She looked down at the shattered body of her foe.
“Your triumph will be short-lived, Earthling,” whispered the Rutan. “Soon our Mother Ship will blast this island to molten rock.”
“Empty threats, Rutan. Enjoy your death, as I enjoyed killing you!”
The Rutan quivered and pulsed weakly. “We die for the glory of our race. Long live the Rutan Empire.”
The glow faded and died, and the Rutan died with it.
With a savage grin of triumph, Leela turned and went back to the lamp room.

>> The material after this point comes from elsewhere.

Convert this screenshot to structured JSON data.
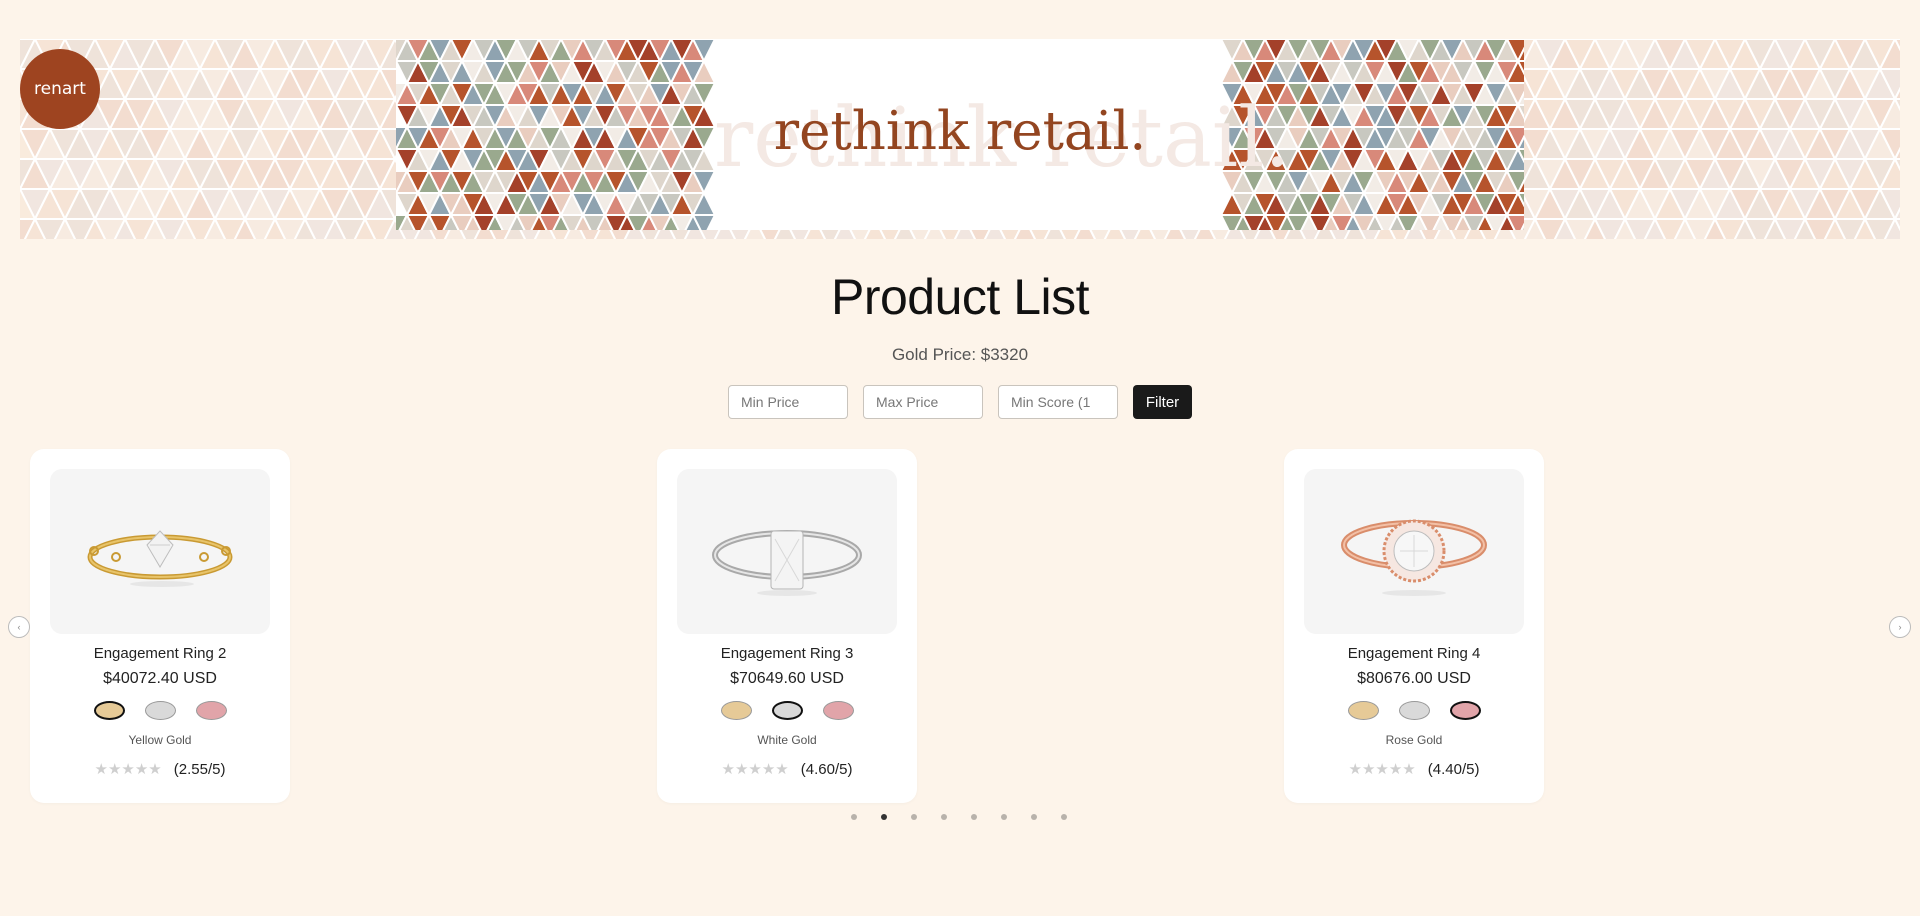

The Doctor had rigged together one of his amazing contraptions, taking apart the reflector lamp and the giant telescope and re-assembling them in an entirely different order. As far as Leela could make out, the power of the carbon-arc lamp would be reflected through the telescope and finally focused through Palmerdale’s diamond, which the Doctor was now fitting somewhere inside the telescope. He made a careful, final adjustment and looked up.
“They are hard to kill, these Rutans,” said Leela.
“Been celebrating, have you?”
“Of course. It is fitting to celebrate the death of an enemy.”
“Not in my opinion, but we haven’t time to discuss morality.”
from Terrance Dicks’ novelization
of his Doctor Who script
“Doctor Who and the Horror of Fang Rock”
So Leela had time to spend a moment chatting with the monster she just had mortally wounded and the dying Rutan had time for a bit of philosophy before passing away. But the Doctor, however, couldn’t take any time to discuss morality.
That’s the British for you. They’re always too busy with this, that or the other thing to talk about philosophy.
At least they say they’re too busy. Maybe, of course, they simply don’t have any philosophical foundation for their busy actions and they are hoping nobody will notice if they just act real busy.
I used to think the whole world was turning into Los Angeles, but maybe the whole world is turning into London, and Los Angeles is just the first city to completely change.
A philosopher named Josef Pieper wrote a book called, Leisure: The Basis of Culture, but Pieper was a German philosopher.
The British are famously busy, and the Germans are famously slackers, aren’t they?
I notice that Pieper’s book isn’t available on Kindle.
I wonder if there’s a deeper meaning there, to the lack of a Kindle edition of a famous book about leisure as the basis of culture?
I’d speculate about it here, but I’ve got to go do some work . . .
. . . . . . . . . . . . . . . . . . . . . . . . . . . . . . . . . . . . . . . . . .
The Five Student Colors Of L. S. Lowry
Music At The Garden’s Edge
“The whole Earth as the Village?”
“Hold Me Forever: A Doll Philosophy”
Orbis Non Sufficit And The Status Cow
Distance From Paris To Berlin
An Impossible Kisses production note:
Josef Pieper is the second so-called
“German Catholic philosopher” I’ve
singled out here at the blog. Way back
when I talked about our local library
purging books in
Paris Hilton And The Butterflies From
Atlantis #3: Fons Et Origo
Dietrich von Hildebrand
and his extraordinary book
“The New Tower of Babel.”
These philosophers were not
popular with the Nazis and
they’re not popular in our
current culture. Hmmm.